Other writers like Wildes believe that any magic powers your characters have must come at a cost. The magic in your story should be a plot driven. The problem with consequence free magic is that it can tempt an author to solve story problems with magic. Reading about easily solved problems is boring and disappointing for a reader who wants an intense build up of conflict that will create an emotional punch.
The Latin phrase deus ex machina or “God from the machine” comes from a practice by The playwright Euripides who when finding his plots had become too complicated would send an actor onto the stage in some kind of contraption, the actor dressed as God would come out of the machine and fix all the problems with a wave of his hands. This was immensely unpopular with the audience and is equally unpopular today. People read to see characters work themselves out of situations. Readers need to relate.
Dianne Gabaldon author of the best selling time travel novel OutlanderDell ( ISBN-100440212561) agrees. In her article for the Romance Writers of America about Paranormal Romance she states “you can invent worlds and situations to suit yourself in your paranormal romance, but you’ll have to deal with the consequences.” The example she gives is that if you’ve announced somewhere that your heroine time travels when she looks in a mirror, you cannot let her do it later by snapping her fingers and whistling Dixie Backwards. In other words, Gabaldon says “making things up does not exclude you from the obligation to make sense.”
In Harry Potter (Scholastic ISBN-10: 0439064872) for example there are a set of rules in place that tell him he cannot use magic outside of his wizard’s school. There are many situations Harry finds himself in during his school holidays with the Dursley’s where he would love to use magic. However, if he were to use magic, he would risk expulsion from school and have to live permanently with people who hate him.. Magic comes at a cost to him. At other times when he is allowed to use magic he uses it against wizards and creatures who are as powerful as himself so that the reader cannot be too certain who will win.

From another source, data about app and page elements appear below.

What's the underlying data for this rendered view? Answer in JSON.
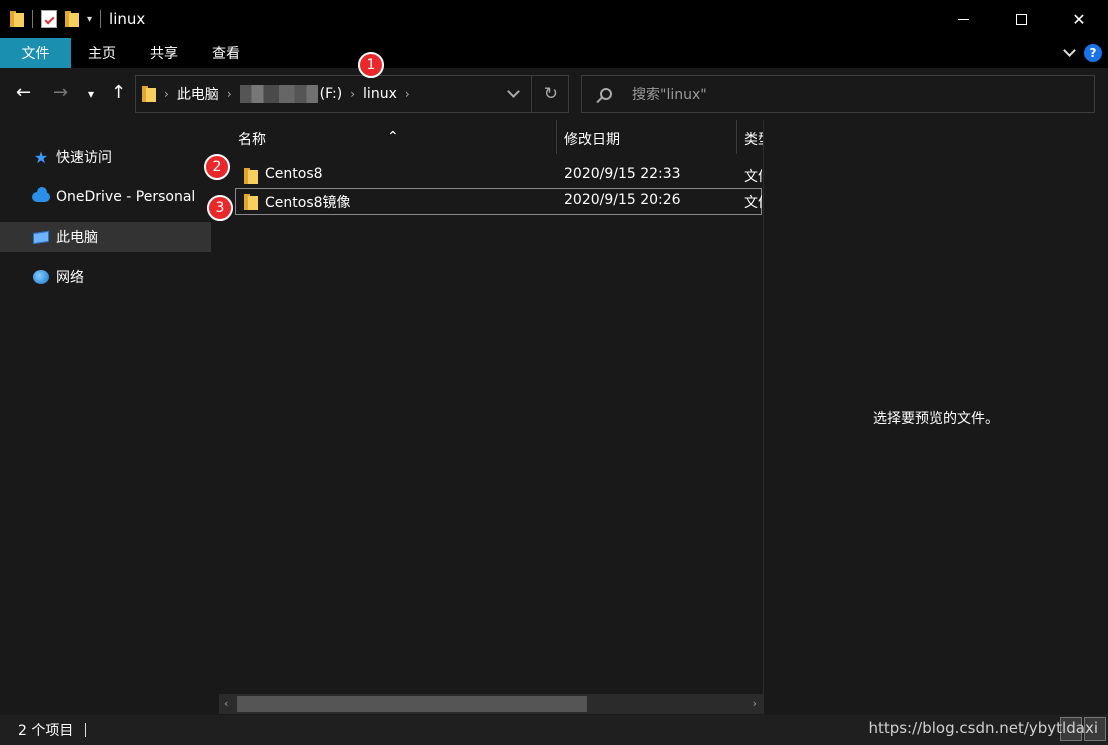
{
  "window": {
    "title": "linux"
  },
  "ribbon": {
    "tabs": [
      "文件",
      "主页",
      "共享",
      "查看"
    ]
  },
  "address": {
    "breadcrumbs": [
      "此电脑",
      "(F:)",
      "linux"
    ]
  },
  "search": {
    "placeholder": "搜索\"linux\""
  },
  "nav": {
    "items": [
      {
        "label": "快速访问",
        "icon": "star-icon"
      },
      {
        "label": "OneDrive - Personal",
        "icon": "cloud-icon"
      },
      {
        "label": "此电脑",
        "icon": "computer-icon"
      },
      {
        "label": "网络",
        "icon": "network-icon"
      }
    ],
    "selected_index": 2
  },
  "columns": {
    "name": "名称",
    "date": "修改日期",
    "type": "类型"
  },
  "files": [
    {
      "name": "Centos8",
      "date": "2020/9/15 22:33",
      "type": "文件夹"
    },
    {
      "name": "Centos8镜像",
      "date": "2020/9/15 20:26",
      "type": "文件夹"
    }
  ],
  "preview": {
    "message": "选择要预览的文件。"
  },
  "status": {
    "count": "2 个项目"
  },
  "watermark": "https://blog.csdn.net/ybytldaxi",
  "annotations": [
    "1",
    "2",
    "3"
  ],
  "colors": {
    "accent": "#1b8fb0",
    "badge": "#e8282b",
    "background": "#191919"
  }
}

Likewise in the The Lord of the Rings Mariner Books (ISBN-10:0544003411), Frodo has a magic ring, but the more he uses its powers the more he becomes enslaved to it.
As you are pondering how magic will work in your story, consider what is important to your character, and associate the cost of using the power with this important thing. In the examples above, Frodo can’t risk being consumed by the ring. He has to destroy it, or it will destroy him like it did Golumn. Harry Potter feels his true home is at Hogwarts, and to be expelled due to some careless act would be terrible as it would consign him to a life with the dull and cruel Dursleys. These powers come at high risk thereby causing compelling conflict.
What does this mean for your writing? Simply put, there is an established pattern for magic systems in successful writing. If you want to make your writing magical, you will follow them.
So, what are the writing rules for magic systems?
Look for Part 2 of Writing about Magic
LISA WHITEFERN had her first short story published in the New Zealand Herald at age 10. She has a Masters Degree (hons) in English Literature and is a member of Romance Writers of New Zealand. She has had several short stories published and has a novella WAKING THE WITCH available from Freya’s Bower.
Follow Lisa on Twitter @LisaWhitefern